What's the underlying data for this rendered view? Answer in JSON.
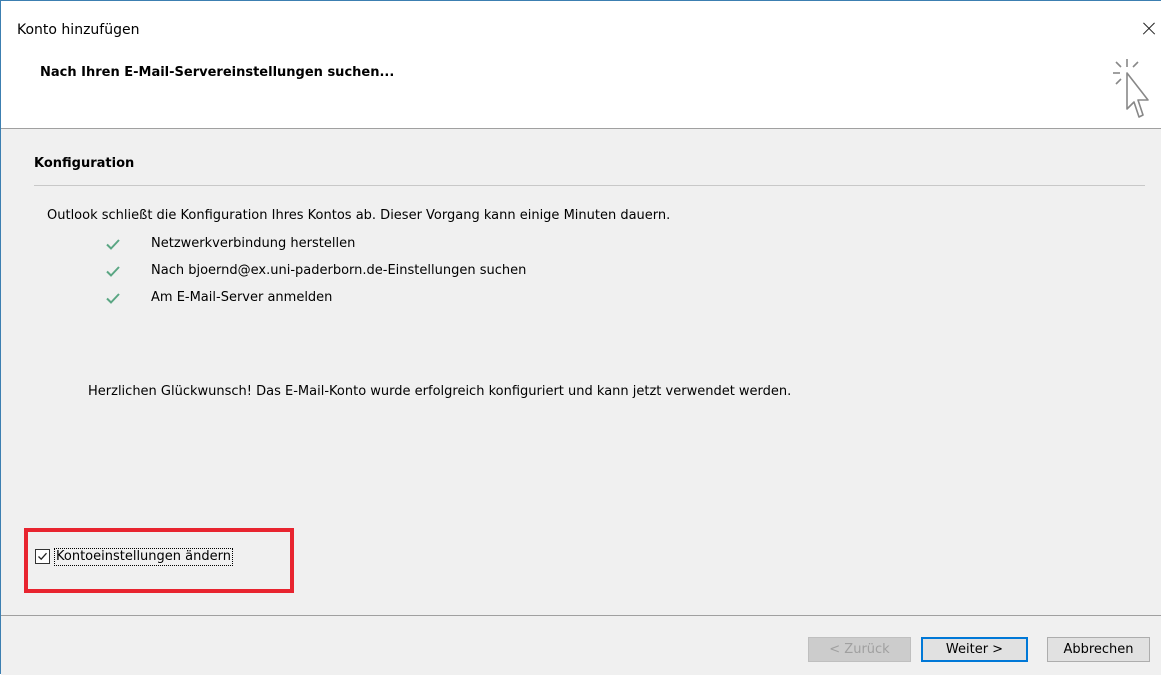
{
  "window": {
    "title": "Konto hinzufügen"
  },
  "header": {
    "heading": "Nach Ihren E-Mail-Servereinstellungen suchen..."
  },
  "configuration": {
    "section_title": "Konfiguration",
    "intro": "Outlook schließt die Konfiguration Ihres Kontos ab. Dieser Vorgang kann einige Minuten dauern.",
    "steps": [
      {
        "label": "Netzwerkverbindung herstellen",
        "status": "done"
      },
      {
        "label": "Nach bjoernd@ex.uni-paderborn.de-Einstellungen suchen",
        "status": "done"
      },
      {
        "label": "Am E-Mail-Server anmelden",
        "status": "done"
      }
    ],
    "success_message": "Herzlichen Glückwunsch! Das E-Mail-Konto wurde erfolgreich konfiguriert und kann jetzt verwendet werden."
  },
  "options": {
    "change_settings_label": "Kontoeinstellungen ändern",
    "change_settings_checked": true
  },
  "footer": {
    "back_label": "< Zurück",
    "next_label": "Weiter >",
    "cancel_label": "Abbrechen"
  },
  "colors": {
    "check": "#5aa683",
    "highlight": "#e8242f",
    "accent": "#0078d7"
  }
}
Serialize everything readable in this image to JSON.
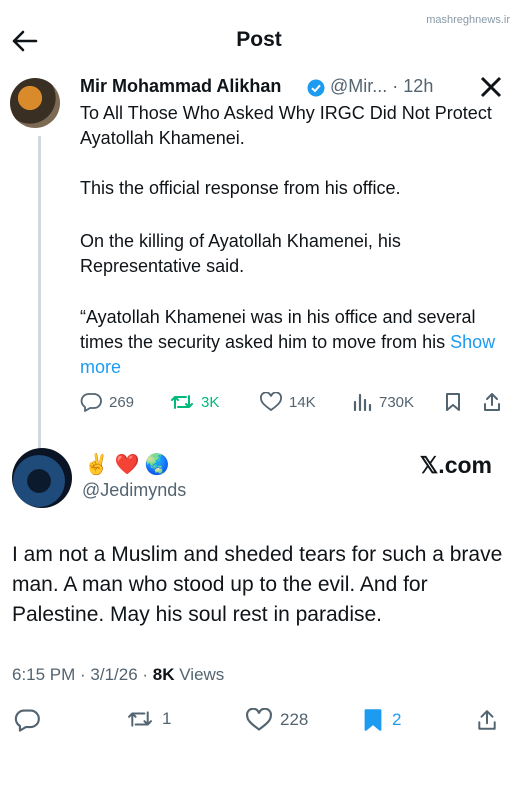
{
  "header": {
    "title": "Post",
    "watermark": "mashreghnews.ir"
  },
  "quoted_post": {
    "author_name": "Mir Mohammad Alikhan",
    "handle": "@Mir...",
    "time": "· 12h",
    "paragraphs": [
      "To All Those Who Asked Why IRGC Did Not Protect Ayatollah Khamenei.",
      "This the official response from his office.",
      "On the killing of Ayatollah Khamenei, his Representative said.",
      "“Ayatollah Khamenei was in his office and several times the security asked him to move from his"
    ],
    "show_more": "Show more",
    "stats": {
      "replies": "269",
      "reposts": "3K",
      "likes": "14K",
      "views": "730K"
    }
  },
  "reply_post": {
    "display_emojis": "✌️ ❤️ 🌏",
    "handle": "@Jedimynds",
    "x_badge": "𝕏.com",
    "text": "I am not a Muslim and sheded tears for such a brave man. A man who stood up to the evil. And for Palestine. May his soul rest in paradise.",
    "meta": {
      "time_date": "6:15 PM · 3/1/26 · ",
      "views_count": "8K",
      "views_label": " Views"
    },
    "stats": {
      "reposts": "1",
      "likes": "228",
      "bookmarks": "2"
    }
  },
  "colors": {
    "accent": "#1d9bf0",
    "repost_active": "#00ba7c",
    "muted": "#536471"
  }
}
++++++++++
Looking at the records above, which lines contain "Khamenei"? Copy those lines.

__Result__
      "To All Those Who Asked Why IRGC Did Not Protect Ayatollah Khamenei.",
      "On the killing of Ayatollah Khamenei, his Representative said.",
      "“Ayatollah Khamenei was in his office and several times the security asked him to move from his"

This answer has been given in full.